o per poco o per troppo di vigore...

We are not here studying the philosophy, we see it, as part of the ordered world. The aim of the poet is to state a vision, and no vision of life can be complete which does not include the articulate formulation of life which human minds make.

Onde convenne legge per fren porre...

It is one of the greatest merits of Dante's poem that the vision is so nearly complete; it is evidence of this greatness that the significance of any single passage, of any of the passages that are selected as "poetry," is incomplete unless we ourselves apprehend the whole.

And Dante helps us to provide a criticism of M. Valéry's "modern poet" who attempts "to produce in us a state." A state, in itself, is nothing whatever.

M. Valéry's account is quite in harmony with pragmatic doctrine, and with the tendencies of such a work as William James's Varieties of Religious Experience.
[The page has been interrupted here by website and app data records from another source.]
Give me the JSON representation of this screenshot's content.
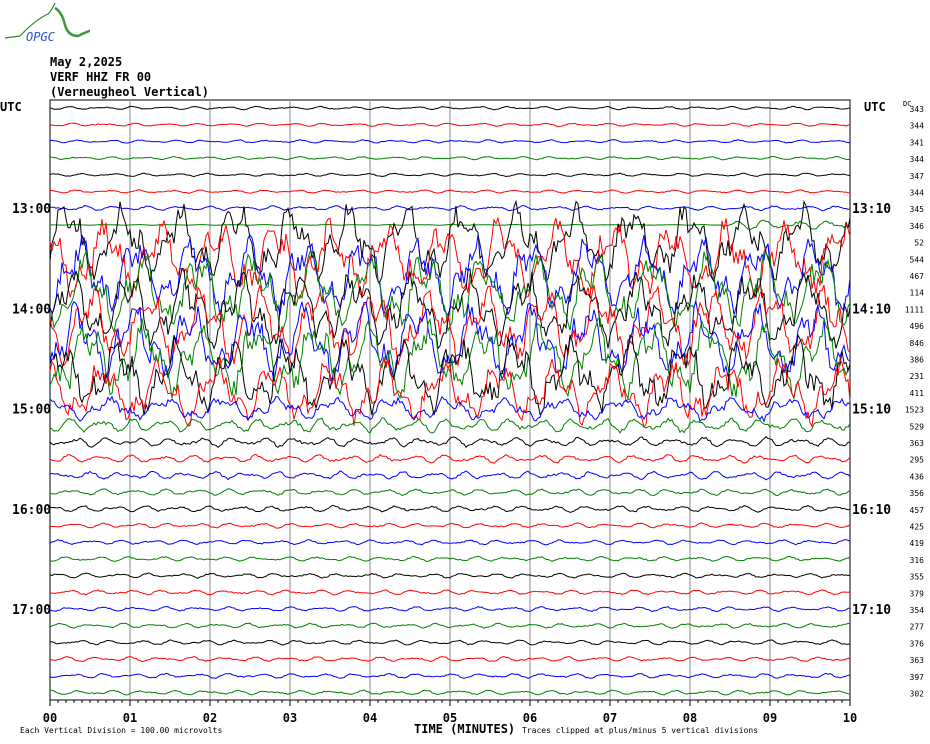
{
  "logo": {
    "text": "OPGC"
  },
  "header": {
    "date": "May 2,2025",
    "channel": "VERF HHZ FR 00",
    "station_name": "(Verneugheol Vertical)"
  },
  "chart_data": {
    "type": "line",
    "subtype": "helicorder",
    "left_axis_label": "UTC",
    "right_axis_label": "UTC",
    "dc_label": "DC",
    "left_hour_labels": [
      {
        "trace": 6,
        "label": "13:00"
      },
      {
        "trace": 12,
        "label": "14:00"
      },
      {
        "trace": 18,
        "label": "15:00"
      },
      {
        "trace": 24,
        "label": "16:00"
      },
      {
        "trace": 30,
        "label": "17:00"
      }
    ],
    "right_hour_labels": [
      {
        "trace": 6,
        "label": "13:10"
      },
      {
        "trace": 12,
        "label": "14:10"
      },
      {
        "trace": 18,
        "label": "15:10"
      },
      {
        "trace": 24,
        "label": "16:10"
      },
      {
        "trace": 30,
        "label": "17:10"
      }
    ],
    "dc_values": [
      "343",
      "344",
      "341",
      "344",
      "347",
      "344",
      "345",
      "346",
      "52",
      "544",
      "467",
      "114",
      "1111",
      "496",
      "846",
      "386",
      "231",
      "411",
      "1523",
      "529",
      "363",
      "295",
      "436",
      "356",
      "457",
      "425",
      "419",
      "316",
      "355",
      "379",
      "354",
      "277",
      "376",
      "363",
      "397",
      "302"
    ],
    "relative_amplitude_divisions": [
      0.2,
      0.2,
      0.2,
      0.2,
      0.2,
      0.2,
      0.3,
      0.6,
      5,
      5,
      5,
      5,
      5,
      5,
      5,
      5,
      5,
      4,
      1.5,
      0.9,
      0.6,
      0.5,
      0.5,
      0.4,
      0.4,
      0.3,
      0.3,
      0.3,
      0.3,
      0.3,
      0.3,
      0.3,
      0.3,
      0.3,
      0.3,
      0.3
    ],
    "trace_colors": [
      "#000000",
      "#ff0000",
      "#0000ff",
      "#008000"
    ],
    "x_ticks": [
      "00",
      "01",
      "02",
      "03",
      "04",
      "05",
      "06",
      "07",
      "08",
      "09",
      "10"
    ],
    "xlim": [
      0,
      10
    ],
    "xlabel": "TIME (MINUTES)",
    "scale_note": "Each Vertical Division =  100.00 microvolts",
    "clip_note": "Traces clipped at plus/minus 5 vertical divisions"
  }
}
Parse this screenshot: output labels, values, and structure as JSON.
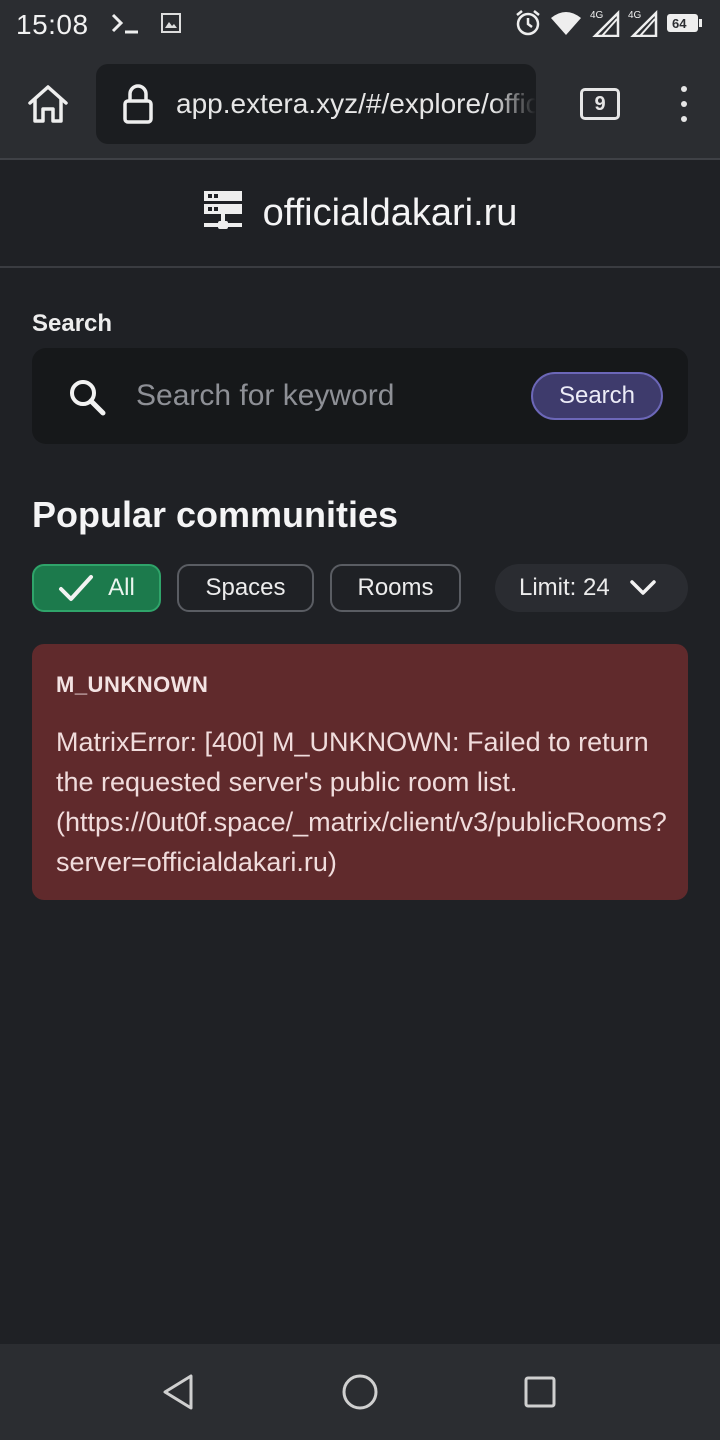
{
  "status_bar": {
    "time": "15:08",
    "battery": "64",
    "icons": [
      "terminal-icon",
      "image-icon",
      "alarm-icon",
      "wifi-icon",
      "signal-4g-icon",
      "signal-4g-icon",
      "battery-icon"
    ],
    "network_label": "4G"
  },
  "browser": {
    "url": "app.extera.xyz/#/explore/officialdakari.ru",
    "tab_count": "9"
  },
  "header": {
    "title": "officialdakari.ru",
    "icon": "server-icon"
  },
  "search": {
    "label": "Search",
    "placeholder": "Search for keyword",
    "value": "",
    "button_label": "Search"
  },
  "communities": {
    "title": "Popular communities",
    "filters": [
      {
        "label": "All",
        "selected": true
      },
      {
        "label": "Spaces",
        "selected": false
      },
      {
        "label": "Rooms",
        "selected": false
      }
    ],
    "limit_label": "Limit: 24"
  },
  "error": {
    "title": "M_UNKNOWN",
    "message": "MatrixError: [400] M_UNKNOWN: Failed to return the requested server's public room list. (https://0ut0f.space/_matrix/client/v3/publicRooms?server=officialdakari.ru)"
  },
  "colors": {
    "background": "#1f2125",
    "accent_green": "#1c7a4c",
    "search_button": "#3e3b6c",
    "error_bg": "#602a2c"
  }
}
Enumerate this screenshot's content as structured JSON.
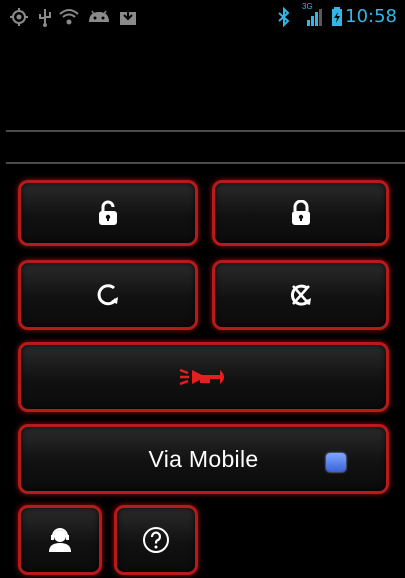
{
  "status_bar": {
    "time": "10:58",
    "network": "3G",
    "left_icons": [
      "gps-icon",
      "usb-icon",
      "wifi-icon",
      "android-debug-icon",
      "download-icon"
    ],
    "right_icons": [
      "bluetooth-icon",
      "signal-icon",
      "battery-icon"
    ],
    "accent_color": "#33b5e5"
  },
  "controls": {
    "buttons": [
      {
        "name": "unlock-button",
        "icon": "unlock-icon"
      },
      {
        "name": "lock-button",
        "icon": "lock-icon"
      },
      {
        "name": "start-engine-button",
        "icon": "rotate-icon"
      },
      {
        "name": "stop-engine-button",
        "icon": "rotate-cancel-icon"
      },
      {
        "name": "horn-button",
        "icon": "horn-icon"
      }
    ],
    "mobile_toggle": {
      "label": "Via Mobile",
      "checked": true
    },
    "bottom_buttons": [
      {
        "name": "support-button",
        "icon": "support-agent-icon"
      },
      {
        "name": "help-button",
        "icon": "help-icon"
      }
    ]
  },
  "theme": {
    "border_color": "#b71a1a",
    "horn_color": "#e41f1f",
    "icon_color": "#ffffff"
  }
}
The mystical experience is supposed to be valuable because it is a pleasant state of unique intensity. But the true mystic is not satisfied merely by feeling, he must pretend at least that he sees, and the absorption into the divine is only the necessary, if paradoxical, limit of this contemplation. The poet does not aim to excite—that is not even a test of his success—but to set something down; the state of the reader is merely that reader's particular mode of perceiving what the poet has caught in words. Dante, more than any other poet, has succeeded in dealing with his philosophy, not as a theory (in the modern and not the Greek sense of that word) or as his own comment or reflection, but in terms of something perceived. When most of our modern poets confine themselves to what they had perceived, they produce for us, usually, only odds and ends of still life and stage properties; but that does not imply so much that the method of Dante is obsolete, as that our vision is perhaps comparatively restricted.

NOTE.—My friend the Abbé Laban has reproached me for attributing to Landor, in this essay, sentiments which are merely the expression of his dramatic figure Petrarch, and which imply rather Landor's reproof of the limitations of the historical Petrarch's view of Dante, than the view of Landor himself. The reader should therefore observe this correction of my use of Landor's honoured name.


  1. Munro's translation, passim.
  2. See E. Pound, The Spirit of Romance, p. 145.